But in the course of time the rating system, meant to provide viewers with informed choices, became porous, and sex, violence and foul language have been creeping into family oriented G-rated movies. It is called category creep. Besides, movie theatres don’t enforce rating restrictions since teenagers are most of the moviegoers and fill their coffers.

Since ratings have become an unreliable indicator of movie contents, conservatives now have the technology to re-edit movies on DVDs and make them suitable for children. In the pre-digital era, parents had no choice but to accept what Hollywood gave them. Empowered by digital technology, they believe that moviemakers and artistes would have to share control with the audience. The tyranny of Hollywood, its cultural hegemony, is over.

The Republican-controlled Congress recently passed the Family Movie Act, which legalises the sale of DVD players that can be programmed to edit obscenities and gory images of violence and rape, and in fact much more. Congressman Lamar Smith, a Texas Republican, who sponsored the Bill in the House, said, “It’s about families and parents and the rights of parents to raise their children the way they see fit.”
A recent documentary “Bleep! Censoring Hollywood?” explored the issue of editing the artistic work of movie producers without their permission versus parents’ right to control what their kids watch at home on DVDs. The movie industry, some say, driven by greed of global profits, has been giving a short shrift to its social and ethical responsibilities. Box office has been pushing the movie rating system down to the gutters, conservative Americans say.

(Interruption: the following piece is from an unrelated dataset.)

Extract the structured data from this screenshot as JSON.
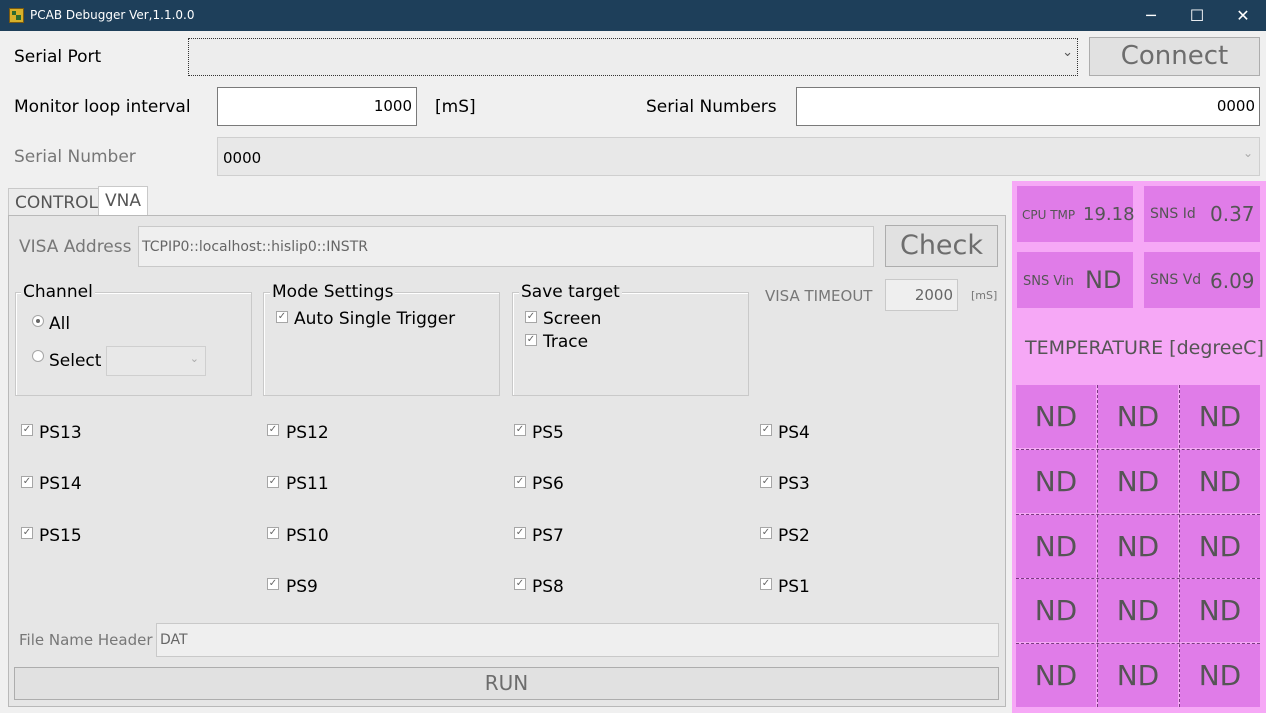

Marshall Herskovitz, a well-known Hollywood film producer and director, whose credits include Troy and Traffic, wrote a piece in the Tallahassee Democrat in which he made a very valid point regarding the integrity of a work of art in a free society. “The great artistic works of our civilisation are littered with objectionable material: the nude sculpture David, the brutal murder in Crime and Punishment, the horrific blinding in King Lear, and on and on and on. And none of those great works would have been produced without their societies’ commitment to the integrity of the artist.Free of censorship. Free of editing. Free of the distortion of the original work. David was not sculpted with a loin cloth, and one can imagine Michelangelo being less than pleased at such a revision of his masterwork.”

That’s true but no one is asking Hollywood to stop making movies like Sin City, The Passion of the Christ, Saving Private Ryan, and other such movies where every fleeting emotion, passion and desire is visualised and nothing is left to viewers’ imagination.

But if a company buys a DVD of The Passion and cuts out long drawn out scenes of masochistic violence and torture, what is the harm done, especially if the sale of original DVDs is not adversely affected? The artistic integrity of the original movie remains untouched. In fact, taking out what is objectionable from a movie makes it more value-added in the economic sense since more people would be able to buy the sanitised version. Those who want to buy the uncut version could still buy it.

In the past too many works of arts were sanitised, and yet no lasting harm came to them. In 1807, Thomas Bowdler published a four-volume expurgated edition of Shakespeare’s work simply by deleting words and phrases that he thought were improper for performance in the presence of women and children; and so we had the expression “bowdlerize”, though now we call it sanitised. In a sanitised version of King Lear, Cordelia survives and marries Kent in the final Act. We go to museums to see original works of art, but a parody of Mona Lisa does not prevent us from admiring the original. Hollywood does make family-friendly versions of movies for primetime network television, movies that were originally made for the box office, but studios cry foul when some companies do it for the home market.

Movie sanitisation, apart from movie sharing over the Internet, is the greatest challenge that is shaping the future of Hollywood. When Hollywood gets into trouble, can Bollywood, the biggest moviemaker in the world, be left far behind?